Print all of the data exactly, but drop the pictures.

──────

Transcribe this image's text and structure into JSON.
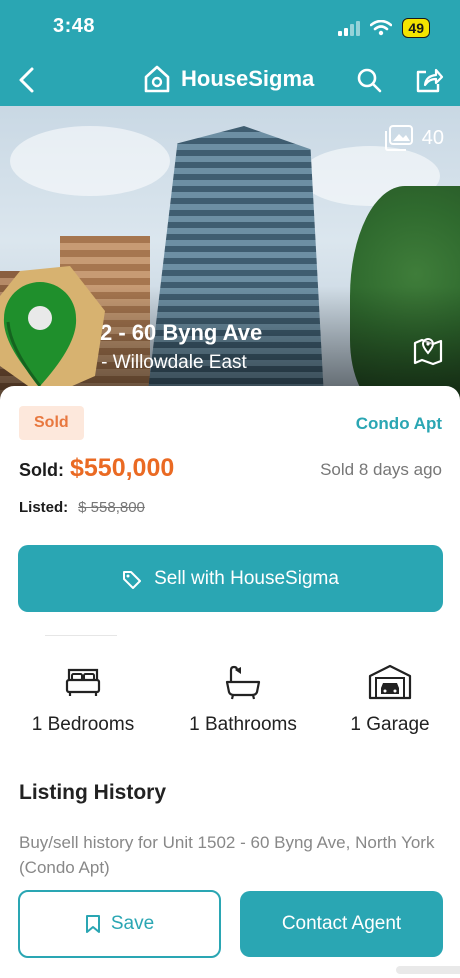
{
  "status_bar": {
    "time": "3:48",
    "battery": "49"
  },
  "nav": {
    "brand": "HouseSigma"
  },
  "hero": {
    "photo_count": "40",
    "address_line1": "2 - 60 Byng Ave",
    "address_line2": "rk - Willowdale East"
  },
  "listing": {
    "status_badge": "Sold",
    "property_type": "Condo Apt",
    "sold_label": "Sold:",
    "sold_price": "$550,000",
    "sold_ago": "Sold 8 days ago",
    "listed_label": "Listed:",
    "listed_price": "$ 558,800",
    "sell_button": "Sell with HouseSigma"
  },
  "features": [
    {
      "icon": "bed-icon",
      "label": "1 Bedrooms"
    },
    {
      "icon": "bathtub-icon",
      "label": "1 Bathrooms"
    },
    {
      "icon": "garage-icon",
      "label": "1 Garage"
    }
  ],
  "history": {
    "title": "Listing History",
    "description": "Buy/sell history for Unit 1502 - 60 Byng Ave, North York (Condo Apt)"
  },
  "actions": {
    "save": "Save",
    "contact": "Contact Agent"
  },
  "colors": {
    "teal": "#2aa6b3",
    "orange": "#ea6a23",
    "sold_badge_bg": "#fde8dc"
  }
}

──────

**Task output**
Transcribe this image's text and structure into JSON.
{
  "status_bar": {
    "time": "3:48",
    "battery": "49"
  },
  "nav": {
    "brand": "HouseSigma"
  },
  "hero": {
    "photo_count": "40",
    "address_line1": "2 - 60 Byng Ave",
    "address_line2": "rk - Willowdale East"
  },
  "listing": {
    "status_badge": "Sold",
    "property_type": "Condo Apt",
    "sold_label": "Sold:",
    "sold_price": "$550,000",
    "sold_ago": "Sold 8 days ago",
    "listed_label": "Listed:",
    "listed_price": "$ 558,800",
    "sell_button": "Sell with HouseSigma"
  },
  "features": [
    {
      "icon": "bed-icon",
      "label": "1 Bedrooms"
    },
    {
      "icon": "bathtub-icon",
      "label": "1 Bathrooms"
    },
    {
      "icon": "garage-icon",
      "label": "1 Garage"
    }
  ],
  "history": {
    "title": "Listing History",
    "description": "Buy/sell history for Unit 1502 - 60 Byng Ave, North York (Condo Apt)"
  },
  "actions": {
    "save": "Save",
    "contact": "Contact Agent"
  },
  "colors": {
    "teal": "#2aa6b3",
    "orange": "#ea6a23",
    "sold_badge_bg": "#fde8dc"
  }
}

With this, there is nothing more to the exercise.